properly administer the medication epinephrine. A thorough knowledge of the concepts of pharmacology and dosing of medications is useless without the ability to make conver-sions of weight and volume and calculate volumes of drug to be administered based on concentration of the drug. As illustrated in the following case, to administer a simple and. When administering tablets, the volume of stock is always just 1, since the tablets are not supplied in a solution. Answer Drug Calculations 1 volumeof stock Stock Strength Strength Required volume required = × Example 4: Intravenous Infusion This example illustrates how to calculate how much fluid a . Whenever you’re administering intravenous (IV) infusions, you need to know the flow rate, infusion time, and total volume. Fortunately, calculating any one of these three variables is easy to do when you know the other two variables. Use the following equations: flow . calculation formulas, and methods of medication administration are all needed to safely administer medications to patients. The importance of following all laws and regulations governing the administration of medications is stressed, as is the need to follow OSHA guidelines and Standard Precautions for infection control. Lesson Plan.

Discuss the nurse’s role in medication administration. 3. Identify the eight medication rights and three patient checks. 4. Identify the steps in administering medications using different delivery methods. 5. Discuss current trends in medication administration. 6. Identify methods to help reduce medication eror r. s CHAPTER 3.   Assessment comes before medication administration. All medications require an assessment (review of lab values, pain, respiratory assessment, cardiac assessment, etc.) prior to medication administration to ensure the patient is receiving the correct medication for the correct reason. Be diligent in all medication calculations. Assessment comes before medication administration. All medications require an assessment (review of lab values, pain, respiratory assessment, cardiac assessment, etc.) prior to medication administration to ensure the patient is receiving the correct medication for the correct reason. Be diligent in all medication calculations.
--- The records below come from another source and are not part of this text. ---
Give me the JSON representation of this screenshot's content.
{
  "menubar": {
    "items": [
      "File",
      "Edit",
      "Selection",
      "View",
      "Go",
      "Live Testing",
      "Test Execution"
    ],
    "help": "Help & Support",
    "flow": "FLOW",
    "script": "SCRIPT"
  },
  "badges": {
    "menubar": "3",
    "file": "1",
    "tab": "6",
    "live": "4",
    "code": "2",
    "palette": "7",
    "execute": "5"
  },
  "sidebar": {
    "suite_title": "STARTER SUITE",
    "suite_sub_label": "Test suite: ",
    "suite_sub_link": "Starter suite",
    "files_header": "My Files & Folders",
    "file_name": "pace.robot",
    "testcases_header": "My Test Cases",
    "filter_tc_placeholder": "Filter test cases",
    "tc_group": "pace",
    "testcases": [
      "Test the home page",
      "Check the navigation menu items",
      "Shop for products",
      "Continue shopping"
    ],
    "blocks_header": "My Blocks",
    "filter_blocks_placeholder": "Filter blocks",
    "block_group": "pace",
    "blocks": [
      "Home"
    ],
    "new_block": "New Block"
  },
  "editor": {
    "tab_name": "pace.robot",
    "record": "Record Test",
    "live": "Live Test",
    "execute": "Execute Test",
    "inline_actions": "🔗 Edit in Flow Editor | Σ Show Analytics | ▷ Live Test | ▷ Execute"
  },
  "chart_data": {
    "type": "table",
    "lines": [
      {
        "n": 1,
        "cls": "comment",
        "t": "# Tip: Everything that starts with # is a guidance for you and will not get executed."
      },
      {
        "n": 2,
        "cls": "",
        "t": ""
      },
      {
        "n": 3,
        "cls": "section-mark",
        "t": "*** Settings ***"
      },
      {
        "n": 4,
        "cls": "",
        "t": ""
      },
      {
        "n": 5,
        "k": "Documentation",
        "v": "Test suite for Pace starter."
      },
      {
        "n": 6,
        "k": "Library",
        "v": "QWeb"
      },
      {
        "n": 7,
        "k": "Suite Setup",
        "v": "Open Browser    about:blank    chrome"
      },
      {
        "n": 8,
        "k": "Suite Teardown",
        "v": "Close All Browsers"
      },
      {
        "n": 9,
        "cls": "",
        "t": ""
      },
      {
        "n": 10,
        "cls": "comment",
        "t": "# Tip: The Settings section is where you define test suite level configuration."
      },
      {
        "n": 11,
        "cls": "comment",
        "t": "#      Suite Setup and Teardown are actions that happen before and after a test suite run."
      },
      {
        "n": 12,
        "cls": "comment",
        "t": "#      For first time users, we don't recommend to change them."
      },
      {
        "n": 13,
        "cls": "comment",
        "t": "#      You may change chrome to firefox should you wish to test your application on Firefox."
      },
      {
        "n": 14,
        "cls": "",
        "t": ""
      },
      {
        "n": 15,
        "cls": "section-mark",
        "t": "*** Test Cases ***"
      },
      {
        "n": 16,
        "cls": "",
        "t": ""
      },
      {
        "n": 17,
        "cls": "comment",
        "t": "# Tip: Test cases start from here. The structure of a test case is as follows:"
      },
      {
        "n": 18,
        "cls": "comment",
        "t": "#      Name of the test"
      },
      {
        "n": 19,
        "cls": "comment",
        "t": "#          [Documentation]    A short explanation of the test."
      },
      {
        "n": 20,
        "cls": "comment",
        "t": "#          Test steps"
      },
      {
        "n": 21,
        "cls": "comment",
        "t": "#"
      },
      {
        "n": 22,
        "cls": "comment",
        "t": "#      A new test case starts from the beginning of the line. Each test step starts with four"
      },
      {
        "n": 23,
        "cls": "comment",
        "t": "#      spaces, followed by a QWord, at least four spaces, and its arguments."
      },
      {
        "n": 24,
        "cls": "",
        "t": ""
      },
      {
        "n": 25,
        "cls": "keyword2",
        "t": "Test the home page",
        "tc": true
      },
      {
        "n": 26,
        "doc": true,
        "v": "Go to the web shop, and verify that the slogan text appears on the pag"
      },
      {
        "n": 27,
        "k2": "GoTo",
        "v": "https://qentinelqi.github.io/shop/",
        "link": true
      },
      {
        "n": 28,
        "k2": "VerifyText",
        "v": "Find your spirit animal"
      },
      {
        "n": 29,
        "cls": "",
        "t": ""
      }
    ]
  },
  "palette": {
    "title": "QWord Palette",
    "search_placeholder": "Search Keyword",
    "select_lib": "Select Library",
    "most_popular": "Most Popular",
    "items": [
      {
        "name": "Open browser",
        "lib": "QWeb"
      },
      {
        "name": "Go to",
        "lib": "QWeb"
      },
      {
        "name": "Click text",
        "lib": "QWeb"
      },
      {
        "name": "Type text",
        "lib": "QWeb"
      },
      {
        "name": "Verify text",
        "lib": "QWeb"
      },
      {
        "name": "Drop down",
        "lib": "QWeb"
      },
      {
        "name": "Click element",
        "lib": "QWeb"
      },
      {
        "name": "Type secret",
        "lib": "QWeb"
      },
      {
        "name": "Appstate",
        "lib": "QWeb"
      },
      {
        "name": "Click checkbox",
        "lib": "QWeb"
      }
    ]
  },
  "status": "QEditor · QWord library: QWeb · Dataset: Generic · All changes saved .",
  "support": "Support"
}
A study and review aid for students struggling with this especially difficult subject area, this book offers a visual, straightforward approach that clearly explains topics such as drug calculations; oral, IM, topical, and IV drug administration; and special topics such as pediatric administration, advanced care, and technology. The 2nd edition features discussions on 30 new drugs, 25 new.